= What is expected =
Faithfully repeat each entry below, minus the pictures.

= Data records for software interfaces =

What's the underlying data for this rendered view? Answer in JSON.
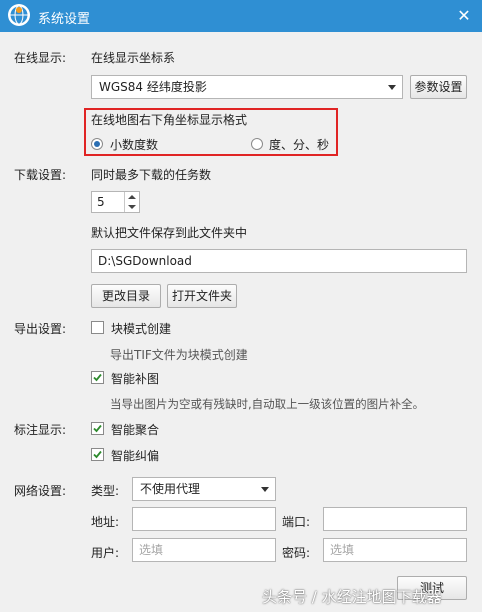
{
  "window": {
    "title": "系统设置",
    "close_glyph": "✕",
    "icon": "globe-icon"
  },
  "online_display": {
    "section_label": "在线显示:",
    "coord_label": "在线显示坐标系",
    "coord_value": "WGS84 经纬度投影",
    "param_button": "参数设置",
    "format_label": "在线地图右下角坐标显示格式",
    "format_options": [
      "小数度数",
      "度、分、秒"
    ],
    "format_selected": "小数度数"
  },
  "download": {
    "section_label": "下载设置:",
    "max_tasks_label": "同时最多下载的任务数",
    "max_tasks_value": "5",
    "save_folder_label": "默认把文件保存到此文件夹中",
    "save_folder_value": "D:\\SGDownload",
    "change_dir_button": "更改目录",
    "open_folder_button": "打开文件夹"
  },
  "export": {
    "section_label": "导出设置:",
    "block_mode_label": "块模式创建",
    "block_mode_checked": false,
    "block_mode_hint": "导出TIF文件为块模式创建",
    "smart_fill_label": "智能补图",
    "smart_fill_checked": true,
    "smart_fill_hint": "当导出图片为空或有残缺时,自动取上一级该位置的图片补全。"
  },
  "annotation": {
    "section_label": "标注显示:",
    "smart_merge_label": "智能聚合",
    "smart_merge_checked": true,
    "smart_correct_label": "智能纠偏",
    "smart_correct_checked": true
  },
  "network": {
    "section_label": "网络设置:",
    "type_label": "类型:",
    "type_value": "不使用代理",
    "address_label": "地址:",
    "address_value": "",
    "port_label": "端口:",
    "port_value": "",
    "user_label": "用户:",
    "user_placeholder": "选填",
    "password_label": "密码:",
    "password_placeholder": "选填",
    "test_button": "测试"
  },
  "watermark": "头条号 / 水经注地图下载器",
  "colors": {
    "titlebar": "#2f8fd3",
    "highlight_border": "#e02424",
    "window_bg": "#f0f0f0"
  }
}
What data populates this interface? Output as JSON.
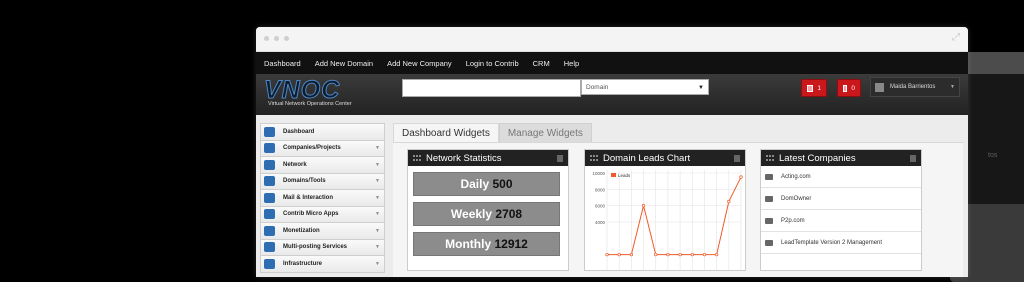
{
  "nav": [
    "Dashboard",
    "Add New Domain",
    "Add New Company",
    "Login to Contrib",
    "CRM",
    "Help"
  ],
  "logo": {
    "title": "VNOC",
    "subtitle": "Virtual Network Operations Center"
  },
  "header": {
    "select_value": "Domain",
    "badge1": "1",
    "badge2": "0",
    "user_name": "Maida Barrientos"
  },
  "sidebar": {
    "items": [
      {
        "label": "Dashboard",
        "expand": false
      },
      {
        "label": "Companies/Projects",
        "expand": true
      },
      {
        "label": "Network",
        "expand": true
      },
      {
        "label": "Domains/Tools",
        "expand": true
      },
      {
        "label": "Mail & Interaction",
        "expand": true
      },
      {
        "label": "Contrib Micro Apps",
        "expand": true
      },
      {
        "label": "Monetization",
        "expand": true
      },
      {
        "label": "Multi-posting Services",
        "expand": true
      },
      {
        "label": "Infrastructure",
        "expand": true
      }
    ]
  },
  "tabs": [
    "Dashboard Widgets",
    "Manage Widgets"
  ],
  "network_stats": {
    "title": "Network Statistics",
    "rows": [
      {
        "label": "Daily",
        "value": "500"
      },
      {
        "label": "Weekly",
        "value": "2708"
      },
      {
        "label": "Monthly",
        "value": "12912"
      }
    ]
  },
  "leads": {
    "title": "Domain Leads Chart"
  },
  "chart_data": {
    "type": "line",
    "legend": [
      "Leads"
    ],
    "y_ticks": [
      "10000",
      "8000",
      "6000",
      "4000"
    ],
    "ylim": [
      0,
      10000
    ],
    "series": [
      {
        "name": "Leads",
        "values": [
          0,
          0,
          0,
          6000,
          0,
          0,
          0,
          0,
          0,
          0,
          6500,
          9500
        ]
      }
    ],
    "color": "#f05a28"
  },
  "companies": {
    "title": "Latest Companies",
    "items": [
      "Acting.com",
      "DomOwner",
      "P2p.com",
      "LeadTemplate Version 2 Management"
    ]
  },
  "ghost_text": "tos"
}
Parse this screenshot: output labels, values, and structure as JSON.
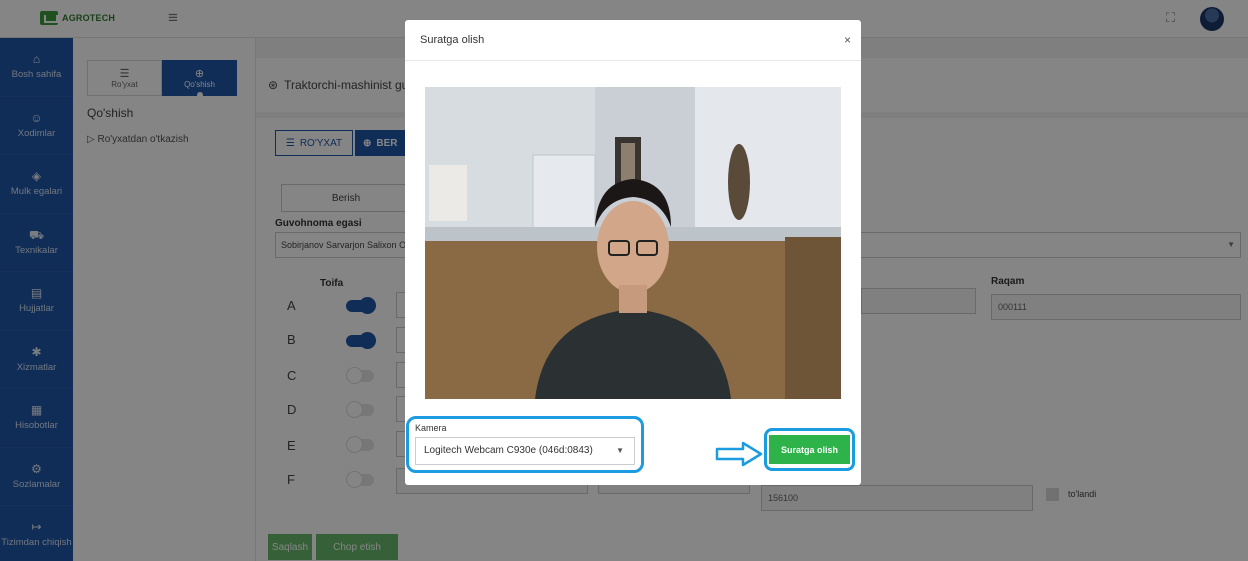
{
  "topbar": {
    "logo_text": "AGROTECH"
  },
  "sidebar": {
    "items": [
      {
        "label": "Bosh sahifa",
        "icon": "home-icon"
      },
      {
        "label": "Xodimlar",
        "icon": "user-icon"
      },
      {
        "label": "Mulk egalari",
        "icon": "cube-icon"
      },
      {
        "label": "Texnikalar",
        "icon": "tractor-icon"
      },
      {
        "label": "Hujjatlar",
        "icon": "document-icon"
      },
      {
        "label": "Xizmatlar",
        "icon": "gears-icon"
      },
      {
        "label": "Hisobotlar",
        "icon": "report-icon"
      },
      {
        "label": "Sozlamalar",
        "icon": "settings-icon"
      },
      {
        "label": "Tizimdan chiqish",
        "icon": "logout-icon"
      }
    ]
  },
  "subsidebar": {
    "tabs": [
      {
        "label": "Ro'yxat",
        "icon": "list-icon"
      },
      {
        "label": "Qo'shish",
        "icon": "plus-circle-icon"
      }
    ],
    "heading": "Qo'shish",
    "link": "Ro'yxatdan o'tkazish"
  },
  "main": {
    "page_title": "Traktorchi-mashinist guv",
    "btn_list": "RO'YXAT",
    "btn_give": "BER",
    "berish": "Berish",
    "owner_label": "Guvohnoma egasi",
    "owner_value": "Sobirjanov Sarvarjon Salixon O`g",
    "toifa_label": "Toifa",
    "categories": [
      {
        "letter": "A",
        "on": true
      },
      {
        "letter": "B",
        "on": true
      },
      {
        "letter": "C",
        "on": false
      },
      {
        "letter": "D",
        "on": false
      },
      {
        "letter": "E",
        "on": false
      },
      {
        "letter": "F",
        "on": false
      }
    ],
    "raqam_label": "Raqam",
    "raqam_value": "000111",
    "amount_value": "156100",
    "paid_label": "to'landi",
    "save_label": "Saqlash",
    "print_label": "Chop etish"
  },
  "modal": {
    "title": "Suratga olish",
    "close": "×",
    "camera_label": "Kamera",
    "camera_value": "Logitech Webcam C930e (046d:0843)",
    "capture_label": "Suratga olish"
  },
  "colors": {
    "sidebar": "#1f56a8",
    "primary": "#1f56a8",
    "capture_button": "#2db34a",
    "highlight": "#1b9be0"
  }
}
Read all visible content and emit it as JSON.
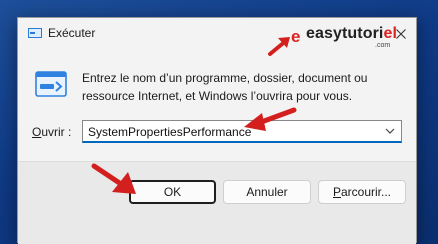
{
  "window": {
    "title": "Exécuter"
  },
  "logo": {
    "letter": "e",
    "text_main": "easytutori",
    "text_hi": "el",
    "suffix": ".com"
  },
  "description": "Entrez le nom d’un programme, dossier, document ou ressource Internet, et Windows l’ouvrira pour vous.",
  "open_field": {
    "label_underlined": "O",
    "label_rest": "uvrir :",
    "value": "SystemPropertiesPerformance"
  },
  "buttons": {
    "ok": "OK",
    "cancel": "Annuler",
    "browse_underlined": "P",
    "browse_rest": "arcourir..."
  },
  "colors": {
    "accent": "#0067c0",
    "arrow": "#d41f1f",
    "desktop": "#123f8a"
  }
}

= Solution to the problem =
What's the underlying data for this rendered view? Answer in JSON.
{
  "window": {
    "title": "系统设置",
    "close_glyph": "✕",
    "icon": "globe-icon"
  },
  "online_display": {
    "section_label": "在线显示:",
    "coord_label": "在线显示坐标系",
    "coord_value": "WGS84 经纬度投影",
    "param_button": "参数设置",
    "format_label": "在线地图右下角坐标显示格式",
    "format_options": [
      "小数度数",
      "度、分、秒"
    ],
    "format_selected": "小数度数"
  },
  "download": {
    "section_label": "下载设置:",
    "max_tasks_label": "同时最多下载的任务数",
    "max_tasks_value": "5",
    "save_folder_label": "默认把文件保存到此文件夹中",
    "save_folder_value": "D:\\SGDownload",
    "change_dir_button": "更改目录",
    "open_folder_button": "打开文件夹"
  },
  "export": {
    "section_label": "导出设置:",
    "block_mode_label": "块模式创建",
    "block_mode_checked": false,
    "block_mode_hint": "导出TIF文件为块模式创建",
    "smart_fill_label": "智能补图",
    "smart_fill_checked": true,
    "smart_fill_hint": "当导出图片为空或有残缺时,自动取上一级该位置的图片补全。"
  },
  "annotation": {
    "section_label": "标注显示:",
    "smart_merge_label": "智能聚合",
    "smart_merge_checked": true,
    "smart_correct_label": "智能纠偏",
    "smart_correct_checked": true
  },
  "network": {
    "section_label": "网络设置:",
    "type_label": "类型:",
    "type_value": "不使用代理",
    "address_label": "地址:",
    "address_value": "",
    "port_label": "端口:",
    "port_value": "",
    "user_label": "用户:",
    "user_placeholder": "选填",
    "password_label": "密码:",
    "password_placeholder": "选填",
    "test_button": "测试"
  },
  "watermark": "头条号 / 水经注地图下载器",
  "colors": {
    "titlebar": "#2f8fd3",
    "highlight_border": "#e02424",
    "window_bg": "#f0f0f0"
  }
}
What data populates this interface? Output as JSON.
{
  "nav": [
    "Dashboard",
    "Add New Domain",
    "Add New Company",
    "Login to Contrib",
    "CRM",
    "Help"
  ],
  "logo": {
    "title": "VNOC",
    "subtitle": "Virtual Network Operations Center"
  },
  "header": {
    "select_value": "Domain",
    "badge1": "1",
    "badge2": "0",
    "user_name": "Maida Barrientos"
  },
  "sidebar": {
    "items": [
      {
        "label": "Dashboard",
        "expand": false
      },
      {
        "label": "Companies/Projects",
        "expand": true
      },
      {
        "label": "Network",
        "expand": true
      },
      {
        "label": "Domains/Tools",
        "expand": true
      },
      {
        "label": "Mail & Interaction",
        "expand": true
      },
      {
        "label": "Contrib Micro Apps",
        "expand": true
      },
      {
        "label": "Monetization",
        "expand": true
      },
      {
        "label": "Multi-posting Services",
        "expand": true
      },
      {
        "label": "Infrastructure",
        "expand": true
      }
    ]
  },
  "tabs": [
    "Dashboard Widgets",
    "Manage Widgets"
  ],
  "network_stats": {
    "title": "Network Statistics",
    "rows": [
      {
        "label": "Daily",
        "value": "500"
      },
      {
        "label": "Weekly",
        "value": "2708"
      },
      {
        "label": "Monthly",
        "value": "12912"
      }
    ]
  },
  "leads": {
    "title": "Domain Leads Chart"
  },
  "chart_data": {
    "type": "line",
    "legend": [
      "Leads"
    ],
    "y_ticks": [
      "10000",
      "8000",
      "6000",
      "4000"
    ],
    "ylim": [
      0,
      10000
    ],
    "series": [
      {
        "name": "Leads",
        "values": [
          0,
          0,
          0,
          6000,
          0,
          0,
          0,
          0,
          0,
          0,
          6500,
          9500
        ]
      }
    ],
    "color": "#f05a28"
  },
  "companies": {
    "title": "Latest Companies",
    "items": [
      "Acting.com",
      "DomOwner",
      "P2p.com",
      "LeadTemplate Version 2 Management"
    ]
  },
  "ghost_text": "tos"
}
Parse this screenshot: output labels, values, and structure as JSON.
{
  "topbar": {
    "logo_text": "AGROTECH"
  },
  "sidebar": {
    "items": [
      {
        "label": "Bosh sahifa",
        "icon": "home-icon"
      },
      {
        "label": "Xodimlar",
        "icon": "user-icon"
      },
      {
        "label": "Mulk egalari",
        "icon": "cube-icon"
      },
      {
        "label": "Texnikalar",
        "icon": "tractor-icon"
      },
      {
        "label": "Hujjatlar",
        "icon": "document-icon"
      },
      {
        "label": "Xizmatlar",
        "icon": "gears-icon"
      },
      {
        "label": "Hisobotlar",
        "icon": "report-icon"
      },
      {
        "label": "Sozlamalar",
        "icon": "settings-icon"
      },
      {
        "label": "Tizimdan chiqish",
        "icon": "logout-icon"
      }
    ]
  },
  "subsidebar": {
    "tabs": [
      {
        "label": "Ro'yxat",
        "icon": "list-icon"
      },
      {
        "label": "Qo'shish",
        "icon": "plus-circle-icon"
      }
    ],
    "heading": "Qo'shish",
    "link": "Ro'yxatdan o'tkazish"
  },
  "main": {
    "page_title": "Traktorchi-mashinist guv",
    "btn_list": "RO'YXAT",
    "btn_give": "BER",
    "berish": "Berish",
    "owner_label": "Guvohnoma egasi",
    "owner_value": "Sobirjanov Sarvarjon Salixon O`g",
    "toifa_label": "Toifa",
    "categories": [
      {
        "letter": "A",
        "on": true
      },
      {
        "letter": "B",
        "on": true
      },
      {
        "letter": "C",
        "on": false
      },
      {
        "letter": "D",
        "on": false
      },
      {
        "letter": "E",
        "on": false
      },
      {
        "letter": "F",
        "on": false
      }
    ],
    "raqam_label": "Raqam",
    "raqam_value": "000111",
    "amount_value": "156100",
    "paid_label": "to'landi",
    "save_label": "Saqlash",
    "print_label": "Chop etish"
  },
  "modal": {
    "title": "Suratga olish",
    "close": "×",
    "camera_label": "Kamera",
    "camera_value": "Logitech Webcam C930e (046d:0843)",
    "capture_label": "Suratga olish"
  },
  "colors": {
    "sidebar": "#1f56a8",
    "primary": "#1f56a8",
    "capture_button": "#2db34a",
    "highlight": "#1b9be0"
  }
}
Read all visible content and emit it as JSON.
{
  "window": {
    "title": "Exécuter"
  },
  "logo": {
    "letter": "e",
    "text_main": "easytutori",
    "text_hi": "el",
    "suffix": ".com"
  },
  "description": "Entrez le nom d’un programme, dossier, document ou ressource Internet, et Windows l’ouvrira pour vous.",
  "open_field": {
    "label_underlined": "O",
    "label_rest": "uvrir :",
    "value": "SystemPropertiesPerformance"
  },
  "buttons": {
    "ok": "OK",
    "cancel": "Annuler",
    "browse_underlined": "P",
    "browse_rest": "arcourir..."
  },
  "colors": {
    "accent": "#0067c0",
    "arrow": "#d41f1f",
    "desktop": "#123f8a"
  }
}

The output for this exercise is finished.